Data transmitted by Earth observation satellites vary a great deal depending on the sensors used. What are known as panchromatic data originate in the recordings of radiation reflected by the Earth’s surface at an interval that includes all the visible wavelengths. On the other hand, the richer multispectral data are obtained from the simultaneous recording of the same scene in 3 to 10 spectral bands that are not necessarily contiguous and usually located in the visible range, in the near infrared, medium infrared and thermal infrared. “Hyperspectral” sensors represent a major quantitative advance on both the above methods. These are able to record data simultaneously in hundreds of often contiguous and much narrower spectral bands (in the region of a few nm), thereby revealing in much greater detail the spectral properties of the elements observed for large acquisition windows. In these targeted areas of the electromagnetic spectrum, the continuous signature of each element is available rather than discrete measurements or rough averages.

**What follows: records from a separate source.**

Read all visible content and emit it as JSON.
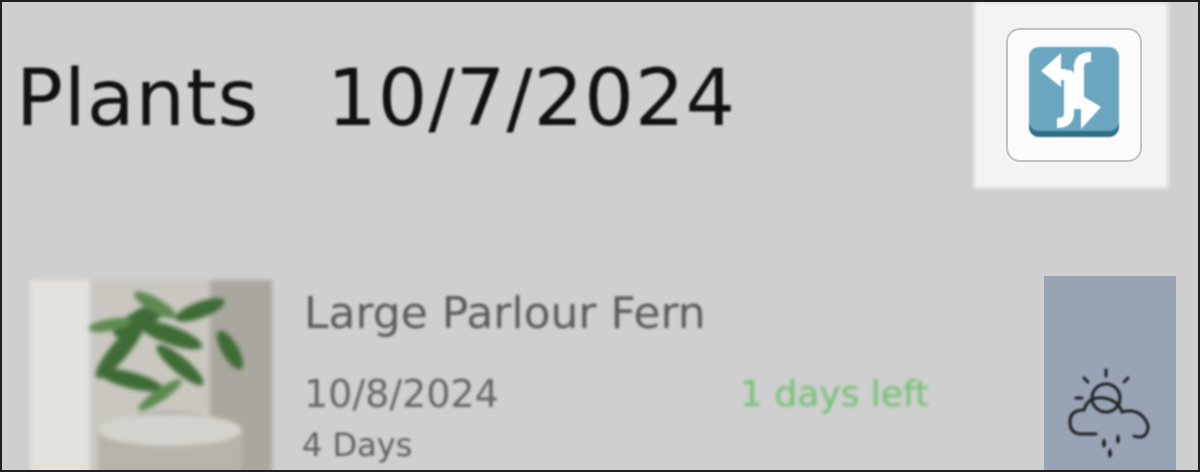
{
  "header": {
    "title": "Plants",
    "date": "10/7/2024",
    "refresh_icon": "refresh-arrows-icon",
    "refresh_colors": {
      "tile": "#5f9eb7",
      "arrows": "#ffffff"
    }
  },
  "plants": [
    {
      "name": "Large Parlour Fern",
      "next_watering_date": "10/8/2024",
      "days_left": "1 days left",
      "interval": "4 Days",
      "water_icon": "weather-rain-icon"
    }
  ],
  "colors": {
    "background": "#cfcfcf",
    "days_left": "#6fc06f",
    "water_button": "#98a4b6"
  }
}
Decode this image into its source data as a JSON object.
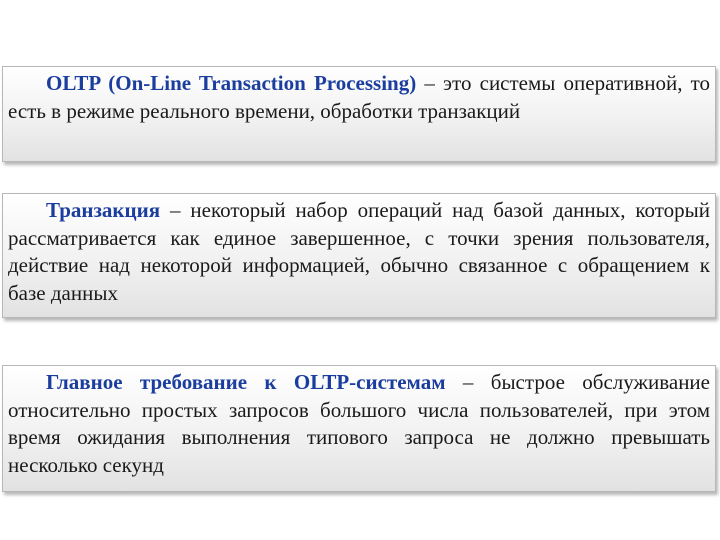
{
  "slide": {
    "number_glyph": "·"
  },
  "blocks": [
    {
      "term": "OLTP (On-Line Transaction Processing)",
      "text": " – это системы оперативной, то есть в режиме реального времени, обработки транзакций"
    },
    {
      "term": "Транзакция",
      "text": " – некоторый набор операций над базой данных, который рассматривается как единое завершенное, с точки зрения пользователя, действие над некоторой информацией, обычно связанное с обращением к базе данных"
    },
    {
      "term": "Главное требование к OLTP-системам",
      "text": " – быстрое обслуживание относительно простых запросов большого числа пользователей, при этом время ожидания выполнения типового запроса не должно превышать несколько секунд"
    }
  ],
  "colors": {
    "term": "#1a3d9e",
    "body_text": "#1a1a1a",
    "box_border": "#b7b7b7"
  }
}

This fine spectral signature better reflects the spectral behaviour of the elements observed and permits a more precise identification and discrimination of objects.
An unprecedented precision
Each pixel of a hyperspectral image contains a continuum of information on the spectral response of the objects observed in large areas of the electro- magnetic spectrum. A considerable quantity of information is therefore available to estimate with unprecedented precision a series of bio-geophysical and bio- chemical variables. This makes hyper-spectral imaging a useful tool for a better understanding of atmospheric, hydro- logical and geological phenomena or for a better monitoring of vegetation or soil composition. The numerous applications, which some are already operational, include geological and mining prospecting, estimating the pollution levels and eutrophication of surface waters, monitoring sediment build-up and movement in estuaries and port areas, monitoring of the composition of the vegetative cover, evaluating the health of trees, identifying a deficiency or excess of nitrogen in major crops, and estimating organic matter content in soils or their susceptibility to erosion.
Making the most of this new method